Red Panda Learning blog

Bringing the Outside In

We are living in an era where we are becoming increasingly aware of the environment around us and of the impact that we are having on it. This awareness of the outside is something that needs to be fostered in our children, with environmental sustainability and ecology themes built into curriculums.

I believe that positive interactions with nature go hand in hand with protecting it and these interactions needs to start in a child’s early years, not only to help develop their environmental awareness but also to fuel their development in many other ways. Studies indicate that exposure to nature in a child’s early years is vital for their social, emotional and physical development. With children averaging 7 hours of screen time a day and playing outside for only 4 hours a week on average – less than half of the time spent outdoors by their parents’ generation (source: The Guardian) – it is increasingly important that they are given the opportunity to connect with nature at school.

But getting outside and into nature can be difficult, particularly in urban schools with little outdoor space and schools that lack funding and supervision – so how, come rain or shine, countryside or concrete jungle, do we go about engaging our class with the environment? It’s simple! If for whatever reason you can’t go outside – bring the outside in.

“It’s simple! If for whatever reason you can’t go outside – bring the outside in.”

Stepping outside of the classroom you feel inspired, creative, motivated, and a sense of freedom – so how do we replicate those feelings in the classroom? Here’s some of my favourite ideas of how to include nature in your indoor classroom:
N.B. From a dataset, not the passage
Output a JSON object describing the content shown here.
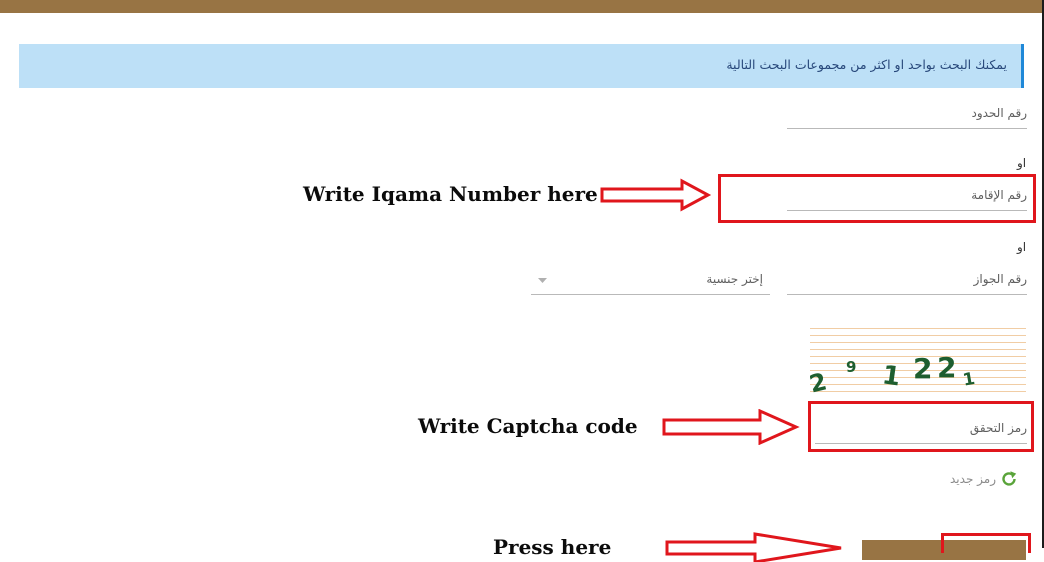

  • Create nature art areas – create a dedicated area in your classroom where children can make art out of natural materials such as leaves and sticks. This display can be updated regularly, encouraging children to bring in things they have discovered when engaging with nature in their free time, for example shells from their holiday.
  • Bring animals into the classroom – a classroom pet or bug box is always popular with children and this allows them to really engage with the animal or insects. Approaching your local wildlife rehabilitation centre is also a good idea as they can bring animals into the classroom for a day and children can learn about them first hand.
  • Nature show and tell – run a nature show and tell where all children have to bring in their favourite thing from the outdoor environment and explain what it is and why they like it. Not only is this great for the child showing the object, but it exposes all children in the classroom to things that they may not have seen before, fuelling learning and discussion.
  • Grow plants in the classroom – this allows children to learn about the anatomy of plants, what they require for survival and how to take care of them. Pot plants are a good option, or garden herbs which children can pick and taste

But what are the benefits of bringing the outside in?

Children will…

  • Learn about the world around them and how they can protect it
  • Develop their curiosity, exploration and imagination
  • Learn important scientific concepts through sensory exploration
  • Be interested and engaged with nature, developing their concentration skills
  • Inquire about the names of new things and seek words to describe the processes they observe helping to develop their language skills

With so many benefits, beyond just learning about the environment, and so many easy ways of bringing the outside into the classroom I think it is time to take a step back and let nature motivate our children. Not only does interacting with the content directly impact on students learning, it also allows them to develop a connection with the environment through hands on experiences and questioning encouraging them to protect the world around them.

Speech marks